Portola Pharmaceuticals recently announced that the U.S. Food and Drug Administration rejected its application for approval or a new antidote for Xarelto and similar blood thinners. Patients taking these blood thinners are at risk of excessive bleeding, which can be fatal, and there is currently no approved antidote to reverse the bleeding.
Xarelto and Bleeding
Xarelto is a blood thinner made by Bayer. It is used to prevent the formation of blood clots, which can cause heart attacks and strokes that can be fatal. Xarelto is a newer blood thinner that prevents blood coagulation in a different way than older stand-by blood thinners like warfarin or heparin. Drugs like Xarelto were designed to be easier to use than these older drugs, and more effective.
The only problem with drugs like Xarelto is that, unlike warfarin, they do not have antidotes. Patients on blood thinners are at risk for excessive bleeding, which can quickly become fatal. Warfarin has an antidote that reverses the drug’s action to stop excessive bleeding. So far Xarelto does not have such a life-saving antidote.
Bayer and Johnson & Johnson, the company that markets Xarelto in the U.S., have come under fire for not adequately warning patients of the risks of the drug. They have faced lawsuits over deaths from excessive bleeding, and plaintiffs in these cases have stated that the companies have made false claims that Xarelto is more effective than warfarin.

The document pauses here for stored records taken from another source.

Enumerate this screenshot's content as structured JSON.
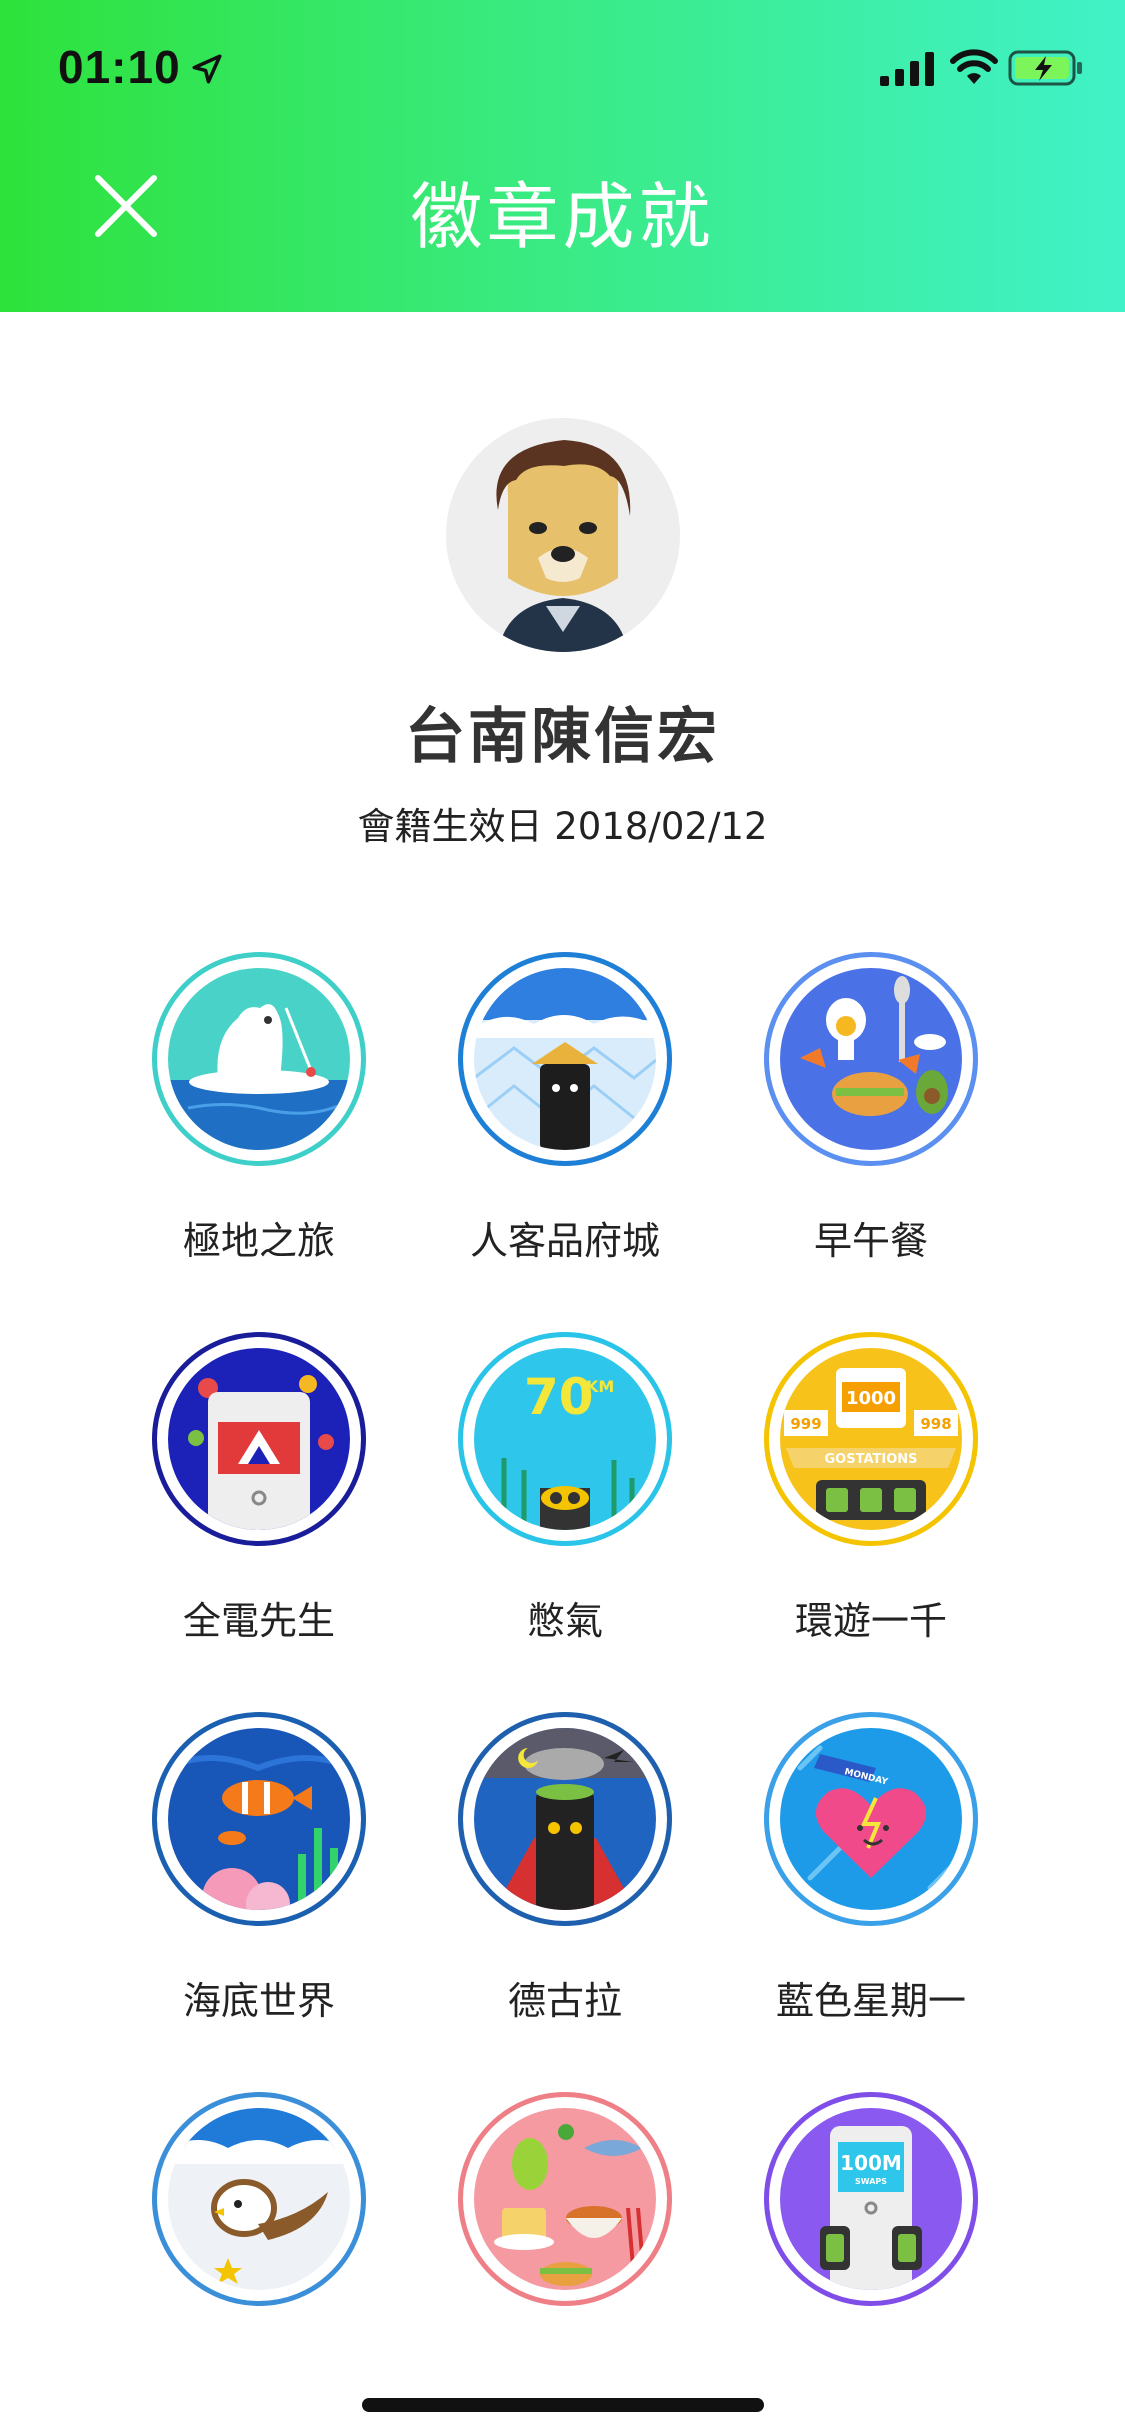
{
  "status_bar": {
    "time": "01:10"
  },
  "header": {
    "title": "徽章成就"
  },
  "profile": {
    "name": "台南陳信宏",
    "member_since": "會籍生效日 2018/02/12"
  },
  "badges": [
    {
      "label": "極地之旅",
      "ring_color": "#3ecfc8"
    },
    {
      "label": "人客品府城",
      "ring_color": "#1e7fd6"
    },
    {
      "label": "早午餐",
      "ring_color": "#5b8ff0"
    },
    {
      "label": "全電先生",
      "ring_color": "#1a1d9a"
    },
    {
      "label": "憋氣",
      "ring_color": "#29c4e8"
    },
    {
      "label": "環遊一千",
      "ring_color": "#f5c400"
    },
    {
      "label": "海底世界",
      "ring_color": "#1a5fb0"
    },
    {
      "label": "德古拉",
      "ring_color": "#1e5fae"
    },
    {
      "label": "藍色星期一",
      "ring_color": "#3aa0e8"
    },
    {
      "label": "",
      "ring_color": "#3b8fd8"
    },
    {
      "label": "",
      "ring_color": "#ef7f86"
    },
    {
      "label": "",
      "ring_color": "#7f4ee8"
    }
  ],
  "badge_art": {
    "b3_text": "1000",
    "b3_left": "999",
    "b3_right": "998",
    "b3_banner": "GOSTATIONS",
    "b4_text": "70",
    "b4_unit": "KM",
    "b8_banner": "MONDAY",
    "b11_text": "100M",
    "b11_sub": "SWAPS"
  },
  "colors": {
    "header_start": "#2ee23b",
    "header_end": "#40f2c8"
  }
}
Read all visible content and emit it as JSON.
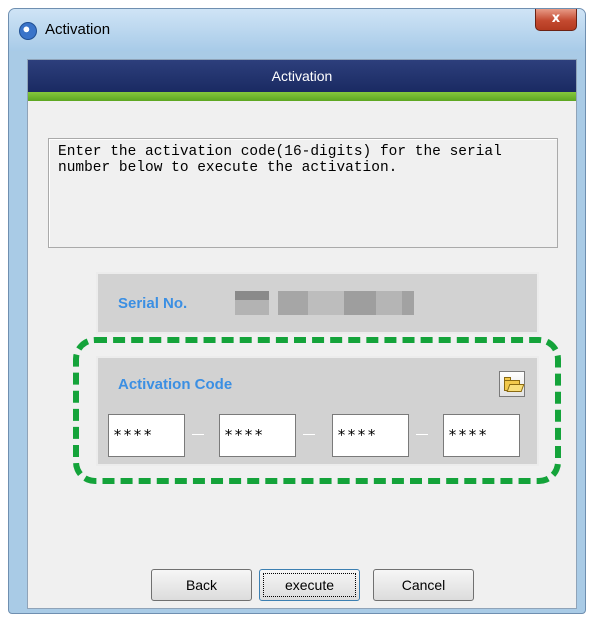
{
  "window": {
    "title": "Activation",
    "close_glyph": "x"
  },
  "header": {
    "title": "Activation",
    "colors": {
      "header": "#22346f",
      "accent_bar": "#74b832"
    }
  },
  "instructions": {
    "text": "Enter the activation code(16-digits) for the serial number below to execute the activation."
  },
  "serial": {
    "label": "Serial No.",
    "value_obscured": true
  },
  "activation_code": {
    "label": "Activation Code",
    "folder_icon": "open-folder-icon",
    "fields": [
      "****",
      "****",
      "****",
      "****"
    ],
    "separator": "-"
  },
  "highlight": {
    "color": "#14a33a",
    "style": "dashed"
  },
  "buttons": {
    "back": "Back",
    "execute": "execute",
    "cancel": "Cancel"
  }
}
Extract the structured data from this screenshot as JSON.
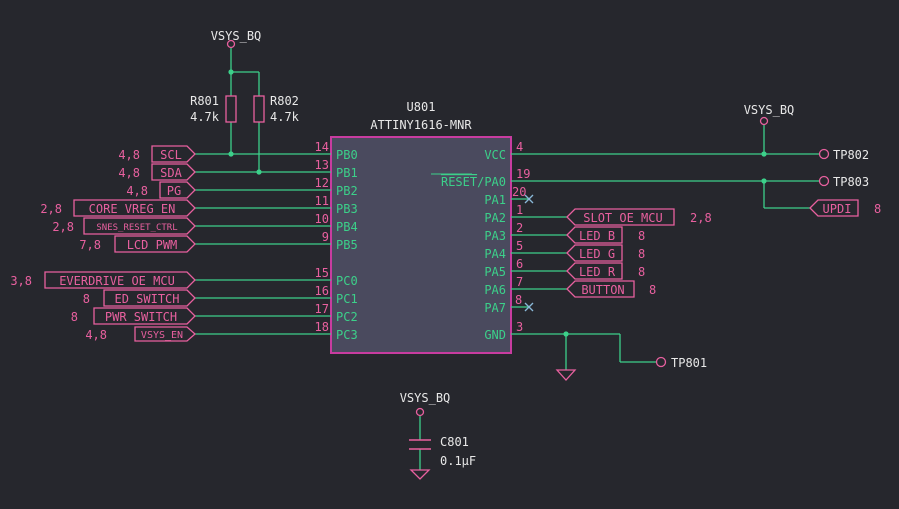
{
  "power_net": "VSYS_BQ",
  "ic": {
    "ref": "U801",
    "part": "ATTINY1616-MNR"
  },
  "resistors": [
    {
      "ref": "R801",
      "value": "4.7k"
    },
    {
      "ref": "R802",
      "value": "4.7k"
    }
  ],
  "capacitor": {
    "ref": "C801",
    "value": "0.1µF"
  },
  "left_pins": [
    {
      "num": "14",
      "name": "PB0",
      "net": "SCL",
      "xref": "4,8"
    },
    {
      "num": "13",
      "name": "PB1",
      "net": "SDA",
      "xref": "4,8"
    },
    {
      "num": "12",
      "name": "PB2",
      "net": "PG",
      "xref": "4,8"
    },
    {
      "num": "11",
      "name": "PB3",
      "net": "CORE_VREG_EN",
      "xref": "2,8"
    },
    {
      "num": "10",
      "name": "PB4",
      "net": "SNES_RESET_CTRL",
      "xref": "2,8"
    },
    {
      "num": "9",
      "name": "PB5",
      "net": "LCD_PWM",
      "xref": "7,8"
    },
    {
      "num": "15",
      "name": "PC0",
      "net": "EVERDRIVE_OE_MCU",
      "xref": "3,8"
    },
    {
      "num": "16",
      "name": "PC1",
      "net": "ED_SWITCH",
      "xref": "8"
    },
    {
      "num": "17",
      "name": "PC2",
      "net": "PWR_SWITCH",
      "xref": "8"
    },
    {
      "num": "18",
      "name": "PC3",
      "net": "VSYS_EN",
      "xref": "4,8"
    }
  ],
  "right_pins": [
    {
      "num": "4",
      "name": "VCC"
    },
    {
      "num": "19",
      "name_over": "RESET",
      "name_rest": "/PA0"
    },
    {
      "num": "20",
      "name": "PA1"
    },
    {
      "num": "1",
      "name": "PA2",
      "net": "SLOT_OE_MCU",
      "xref": "2,8"
    },
    {
      "num": "2",
      "name": "PA3",
      "net": "LED_B",
      "xref": "8"
    },
    {
      "num": "5",
      "name": "PA4",
      "net": "LED_G",
      "xref": "8"
    },
    {
      "num": "6",
      "name": "PA5",
      "net": "LED_R",
      "xref": "8"
    },
    {
      "num": "7",
      "name": "PA6",
      "net": "BUTTON",
      "xref": "8"
    },
    {
      "num": "8",
      "name": "PA7"
    },
    {
      "num": "3",
      "name": "GND"
    }
  ],
  "updi": {
    "net": "UPDI",
    "xref": "8"
  },
  "test_points": {
    "tp802": "TP802",
    "tp803": "TP803",
    "tp801": "TP801"
  },
  "colors": {
    "wire": "#3cd08a",
    "label": "#e8609f",
    "ic_fill": "#4a4a5e",
    "ic_border": "#c83ca0",
    "background": "#26272d"
  }
}
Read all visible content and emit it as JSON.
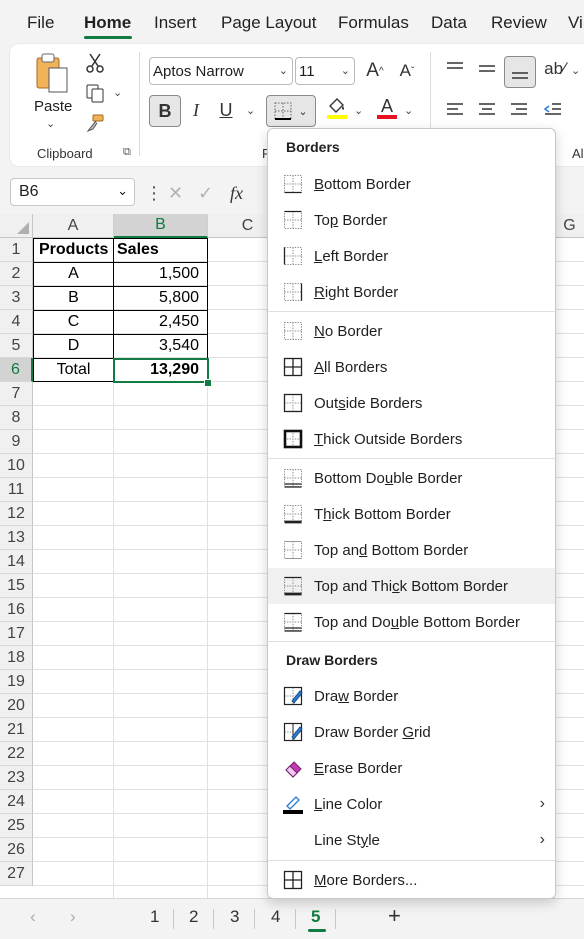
{
  "tabs": [
    "File",
    "Home",
    "Insert",
    "Page Layout",
    "Formulas",
    "Data",
    "Review",
    "Vi"
  ],
  "ribbon": {
    "paste_label": "Paste",
    "clipboard_label": "Clipboard",
    "font_name": "Aptos Narrow",
    "font_size": "11",
    "bold": "B",
    "italic": "I",
    "underline": "U",
    "font_group_clip": "F",
    "align_group_clip": "Al"
  },
  "formula_bar": {
    "name_box": "B6",
    "fx": "fx"
  },
  "sheet": {
    "columns": [
      "A",
      "B",
      "C",
      "",
      "",
      "",
      "G"
    ],
    "rows": [
      "1",
      "2",
      "3",
      "4",
      "5",
      "6",
      "7",
      "8",
      "9",
      "10",
      "11",
      "12",
      "13",
      "14",
      "15",
      "16",
      "17",
      "18",
      "19",
      "20",
      "21",
      "22",
      "23",
      "24",
      "25",
      "26",
      "27"
    ],
    "table": {
      "headers": [
        "Products",
        "Sales"
      ],
      "data": [
        [
          "A",
          "1,500"
        ],
        [
          "B",
          "5,800"
        ],
        [
          "C",
          "2,450"
        ],
        [
          "D",
          "3,540"
        ]
      ],
      "total": [
        "Total",
        "13,290"
      ]
    }
  },
  "sheet_tabs": [
    "1",
    "2",
    "3",
    "4",
    "5"
  ],
  "add_sheet": "+",
  "border_menu": {
    "title": "Borders",
    "items": [
      {
        "pre": "",
        "u": "B",
        "post": "ottom Border",
        "icon": "bottom-border-icon"
      },
      {
        "pre": "To",
        "u": "p",
        "post": " Border",
        "icon": "top-border-icon"
      },
      {
        "pre": "",
        "u": "L",
        "post": "eft Border",
        "icon": "left-border-icon"
      },
      {
        "pre": "",
        "u": "R",
        "post": "ight Border",
        "icon": "right-border-icon"
      },
      {
        "pre": "",
        "u": "N",
        "post": "o Border",
        "icon": "no-border-icon"
      },
      {
        "pre": "",
        "u": "A",
        "post": "ll Borders",
        "icon": "all-borders-icon"
      },
      {
        "pre": "Out",
        "u": "s",
        "post": "ide Borders",
        "icon": "outside-borders-icon"
      },
      {
        "pre": "",
        "u": "T",
        "post": "hick Outside Borders",
        "icon": "thick-outside-borders-icon"
      },
      {
        "pre": "Bottom Do",
        "u": "u",
        "post": "ble Border",
        "icon": "bottom-double-border-icon"
      },
      {
        "pre": "T",
        "u": "h",
        "post": "ick Bottom Border",
        "icon": "thick-bottom-border-icon"
      },
      {
        "pre": "Top an",
        "u": "d",
        "post": " Bottom Border",
        "icon": "top-and-bottom-border-icon"
      },
      {
        "pre": "Top and Thi",
        "u": "c",
        "post": "k Bottom Border",
        "icon": "top-thick-bottom-border-icon"
      },
      {
        "pre": "Top and Do",
        "u": "u",
        "post": "ble Bottom Border",
        "icon": "top-double-bottom-border-icon"
      }
    ],
    "draw_title": "Draw Borders",
    "draw_items": [
      {
        "pre": "Dra",
        "u": "w",
        "post": " Border",
        "icon": "draw-border-icon"
      },
      {
        "pre": "Draw Border ",
        "u": "G",
        "post": "rid",
        "icon": "draw-border-grid-icon"
      },
      {
        "pre": "",
        "u": "E",
        "post": "rase Border",
        "icon": "erase-border-icon"
      },
      {
        "pre": "",
        "u": "L",
        "post": "ine Color",
        "icon": "line-color-icon",
        "submenu": "›"
      },
      {
        "pre": "Line St",
        "u": "y",
        "post": "le",
        "icon": "line-style-icon",
        "submenu": "›"
      }
    ],
    "more": {
      "pre": "",
      "u": "M",
      "post": "ore Borders...",
      "icon": "more-borders-icon"
    }
  },
  "colors": {
    "accent": "#107c41",
    "highlight": "#ffff00",
    "font_red": "#e81123"
  }
}
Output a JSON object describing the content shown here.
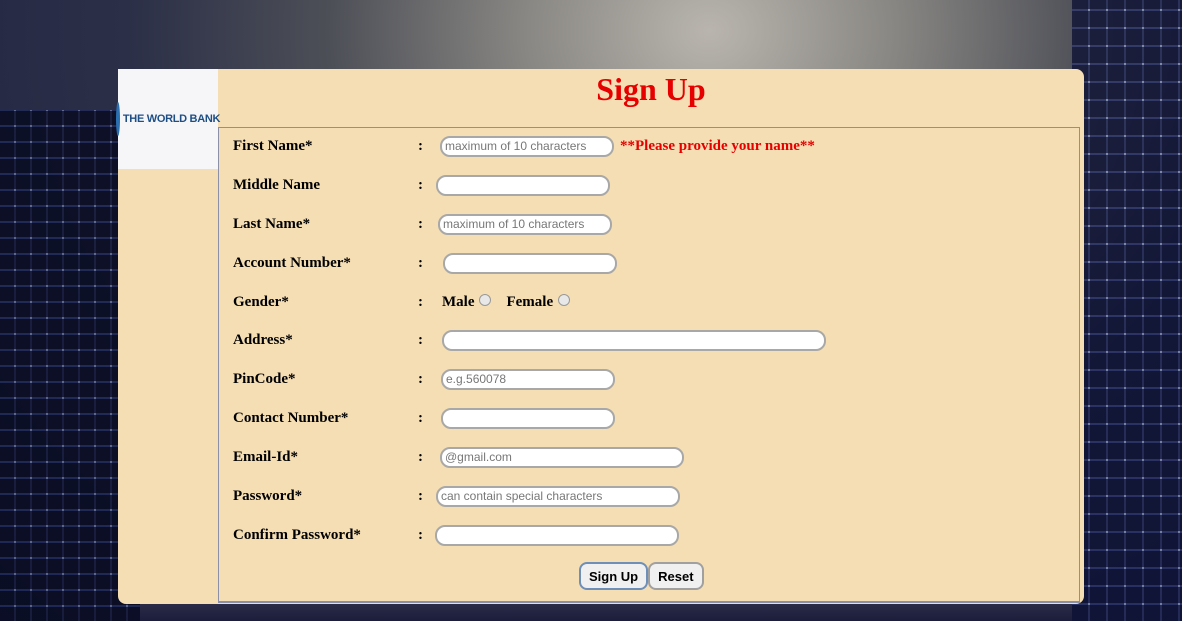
{
  "logo": {
    "text": "THE WORLD BANK",
    "icon": "globe-icon"
  },
  "title": "Sign Up",
  "fields": [
    {
      "label": "First Name*",
      "colon": ":",
      "value": "",
      "placeholder": "maximum of 10 characters",
      "error": "**Please provide your name**"
    },
    {
      "label": "Middle Name",
      "colon": ":",
      "value": "",
      "placeholder": ""
    },
    {
      "label": "Last Name*",
      "colon": ":",
      "value": "",
      "placeholder": "maximum of 10 characters"
    },
    {
      "label": "Account Number*",
      "colon": ":",
      "value": "",
      "placeholder": ""
    },
    {
      "label": "Gender*",
      "colon": ":",
      "options": [
        "Male",
        "Female"
      ]
    },
    {
      "label": "Address*",
      "colon": ":",
      "value": "",
      "placeholder": ""
    },
    {
      "label": "PinCode*",
      "colon": ":",
      "value": "",
      "placeholder": "e.g.560078"
    },
    {
      "label": "Contact Number*",
      "colon": ":",
      "value": "",
      "placeholder": ""
    },
    {
      "label": "Email-Id*",
      "colon": ":",
      "value": "",
      "placeholder": "@gmail.com"
    },
    {
      "label": "Password*",
      "colon": ":",
      "value": "",
      "placeholder": "can contain special characters"
    },
    {
      "label": "Confirm Password*",
      "colon": ":",
      "value": "",
      "placeholder": ""
    }
  ],
  "buttons": {
    "submit": "Sign Up",
    "reset": "Reset"
  },
  "colors": {
    "panel": "#f5deb3",
    "title": "#e60000",
    "error": "#e60000"
  }
}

Recently the pharmaceutical company Portola has been working to develop and test an antidote for Xarelto. This new drug is called AndexXa, which refers to its action on Factor Xa, a substance that is inhibited by Xarelto to prevent coagulation. This new antidote is supposed to reverse that action and stop bleeding in situations that have become life-threatening.
Portola recently submitted a Biological License Application to get AndexXa approved for use and received a Complete Response Letter (CRL) from the FDA. The CRL informed Portola that approval was denied. The FDA requested more information about how AndexXa would be manufactured. The FDA also wanted a better explanation as to how AndexXa could be used to reverse bleeding caused by two other blood thinners, edoxaban and enoxaparin.
Antidote Desperately Needed
Many patients rely on blood thinners to prevent clots. These include patients in recovery from certain types of surgery who are at special risk of forming clots, as well as patients with atrial fibrillation, a type of heart arrhythmia. These people are at a greater risk of forming a blood clot that could be deadly or cause permanent damage.
Both the FDA and Portola claim to be committed to getting AndexXa approved for use. It could be critical in saving the lives of patients who have little choice but to take a blood thinner, but then face the risk of dying from excessive bleeding.
That there is no antidote to reverse bleeding caused by Xarelto is a major issue that has cost some patients their lives and that has led to a number of lawsuits against Bayer and Johnson & Johnson. Xarelto lawsuits continue to grow as more patients realize that the companies probably did not give them adequate warnings. The original label for the drug did not include information about the lack of an antidote in the warning section, a crucial piece of information that was left out.
Makers of other, similar blood thinners with no antidote, like Pradaxa, have already paid out millions of dollars in settlements to patients and their loved ones. Such settlements may not be far off for Xarelto and its makers. The approval of AndexXa is important, but it may come too late for many patients.